The first major new mechanic to “Mega Man 3” is the slide. In previous Mega Man games, there was no way to duck underneath incoming hazards or low walls, but now Rock can slide with ease, allowing for greater potential in obstacle design variety and boss strategies.

Additionally, the items from “Mega Man 2” were replaced with Rush, Rock’s brand new robotic dog. Not only can Rush appear to offer Mega Man a greater jump height by using Rush Coil, but he can also transform into either Rush Jet or Rush Marine, allowing the player to move freely throughout the air and the water. Rush adds charm and character to what were simple moving platforms previously and is a welcome addition to the series.

Those that played the prior entries in the franchise may note that some of the Robot Master abilities of “Mega Man 3” bear remarkable similarities to preexisting ones, with the Shadow Blade being a particularly notable example.

In “Mega Man 2,” the Metal Blade ability considered somewhat unbalanced, allowing the player to attack in eight directions. “Mega Man 3” introduced the Shadow Blade ability, which performs similarly, but with shorter range, more energy consumption and usable in only four directions.

After reaching Dr. Wily’s fortress yet again, the mad doctor reveals his ultimate plan by unveiling Gamma, the robot that he and Light designed together. Upon defeating Wily the castle begins to crumble around them, knocking Mega Man unconscious, however he is saved in the nick of time by Break Man. Once Mega Man returns home, Light reveals that Rock and Roll were not the first robots with the ability to make conscious decisions, but rather Blues, or Proto Man as he is now called, who donned the disguise of Break Man. Blues lived under Light’s care for a time but left after the kind doctor offered to repair his broken power source.
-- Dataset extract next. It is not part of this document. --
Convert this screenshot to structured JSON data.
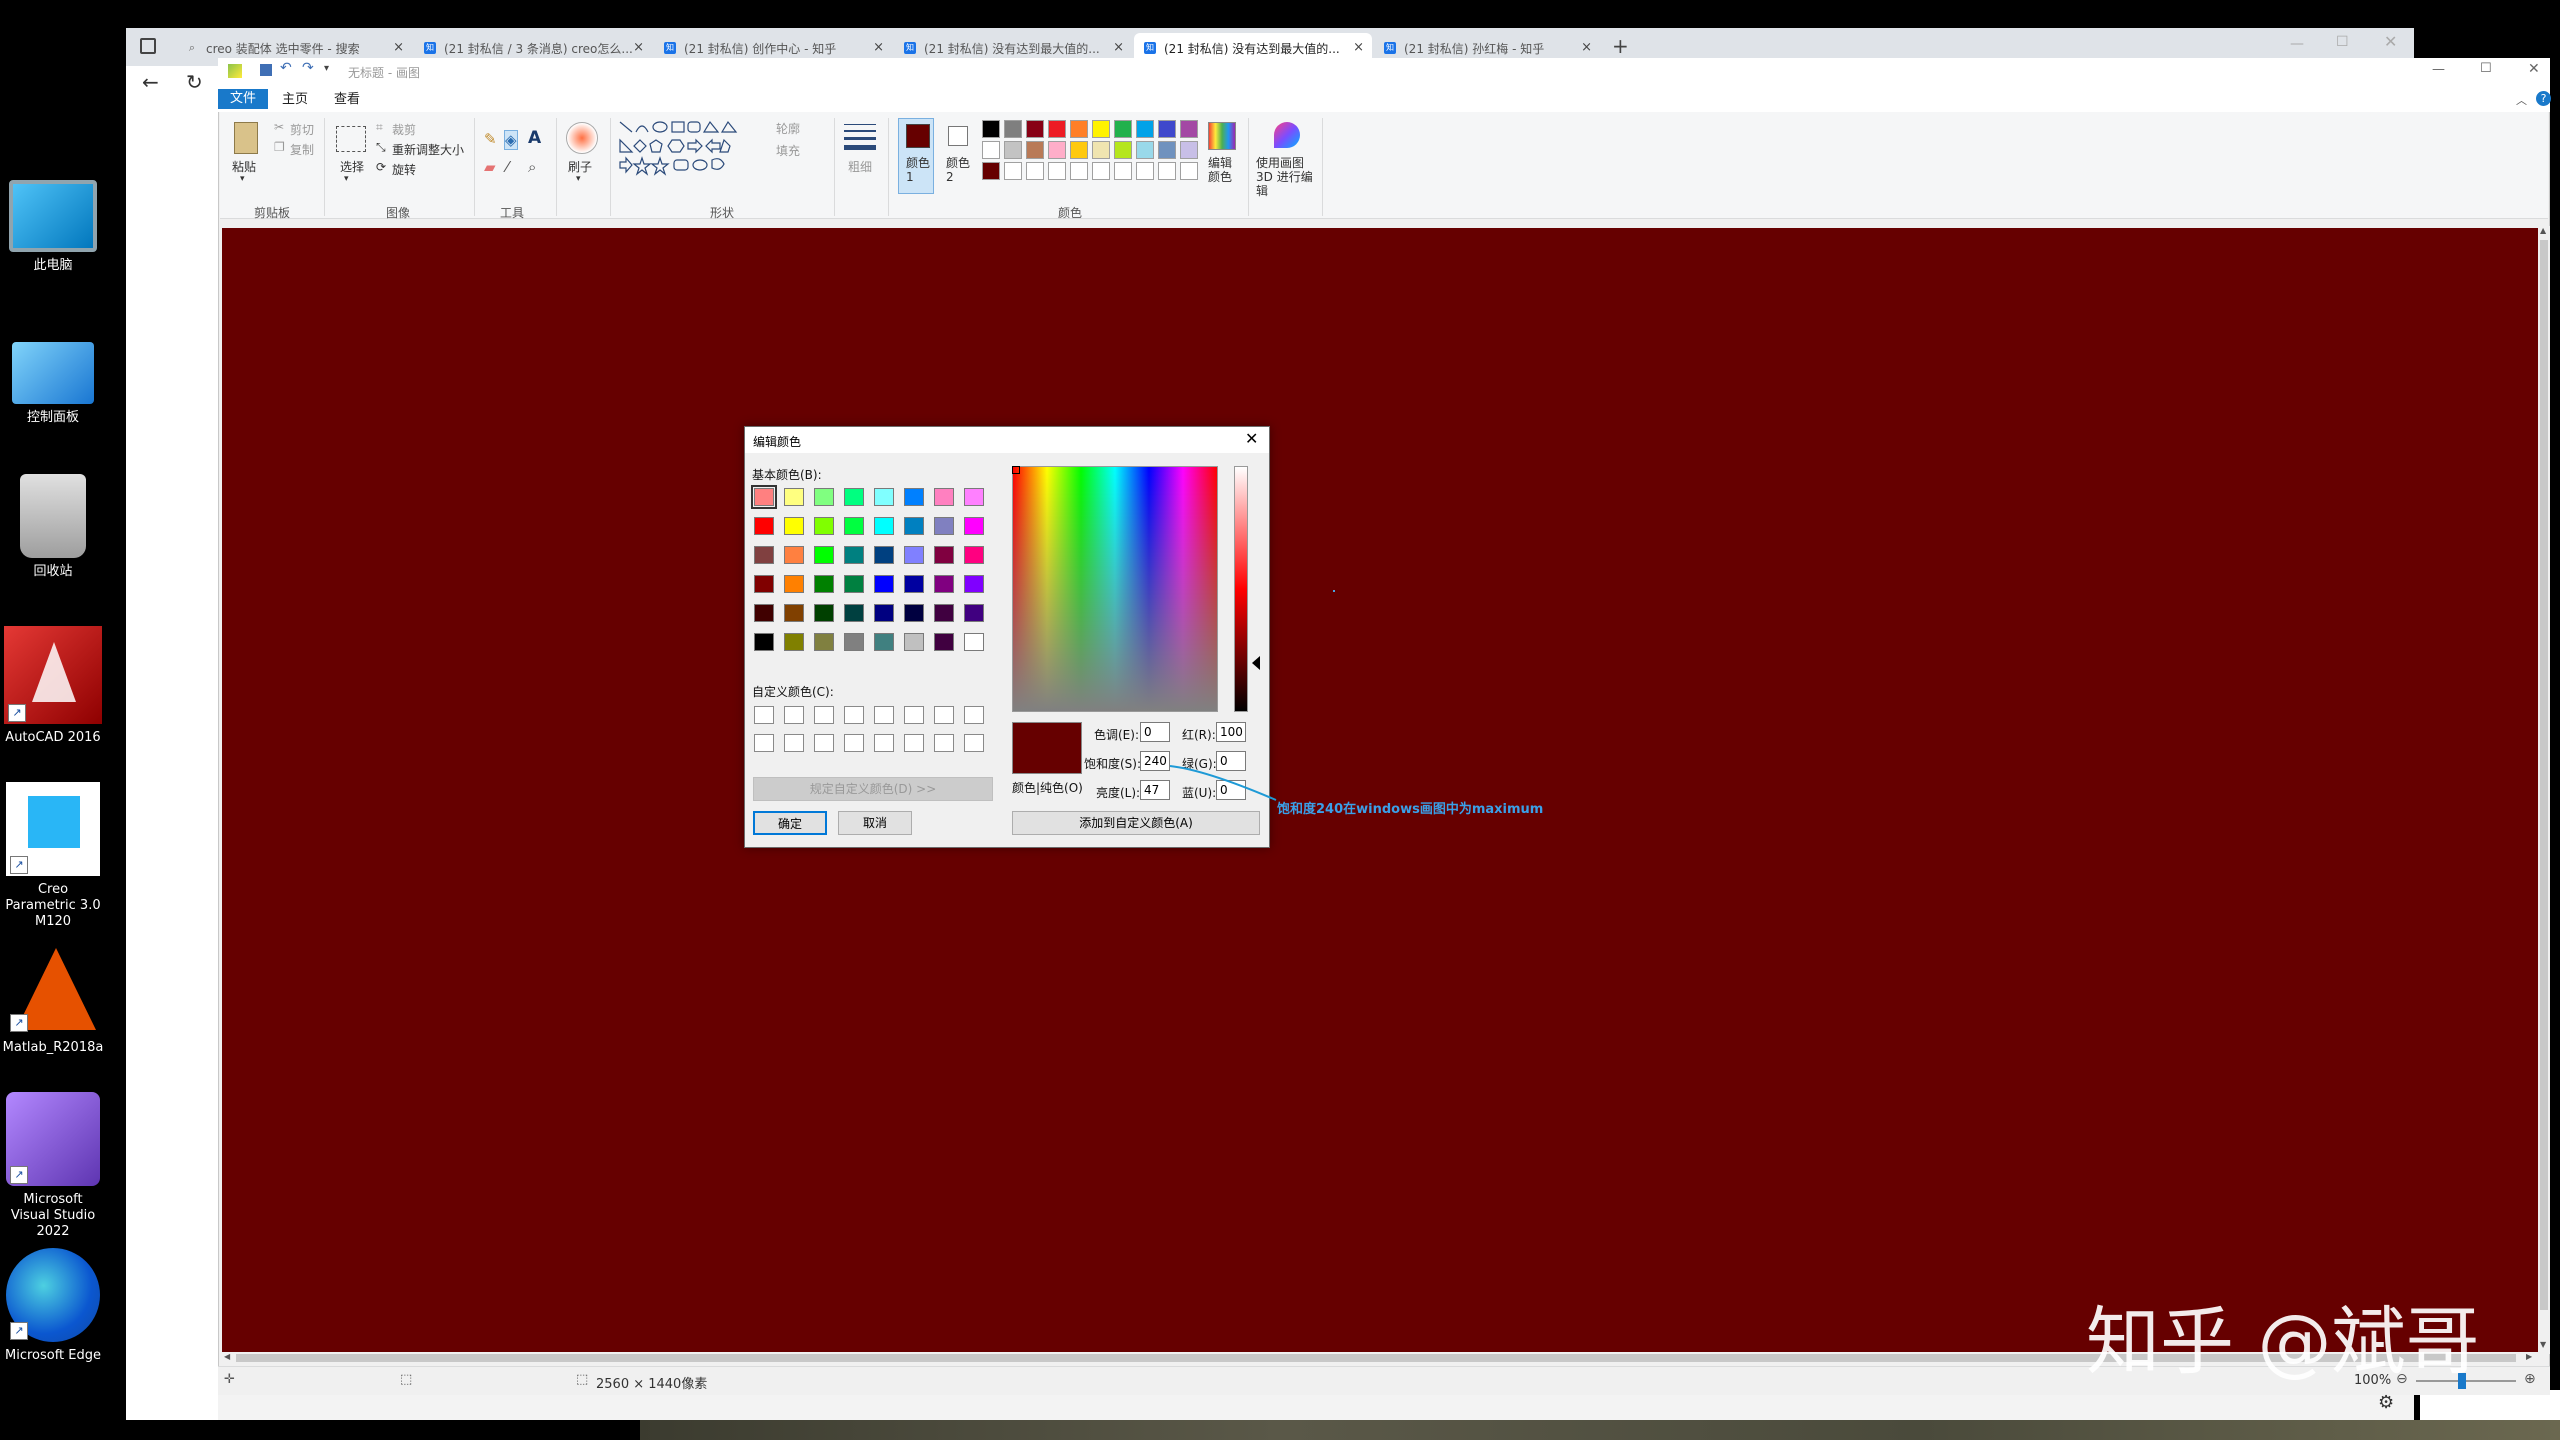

This power malfunction allowed Proto Man to stray from his original programming, but at the cost of a shorter lifespan. Repairing it would certainly give him a longer life, but it would take away this absolute freedom in that it grants him.

The game leaves the players to ponder Proto Man’s decision and the nature of will and freedom of choice while fans eagerly awaited the inevitable sequel.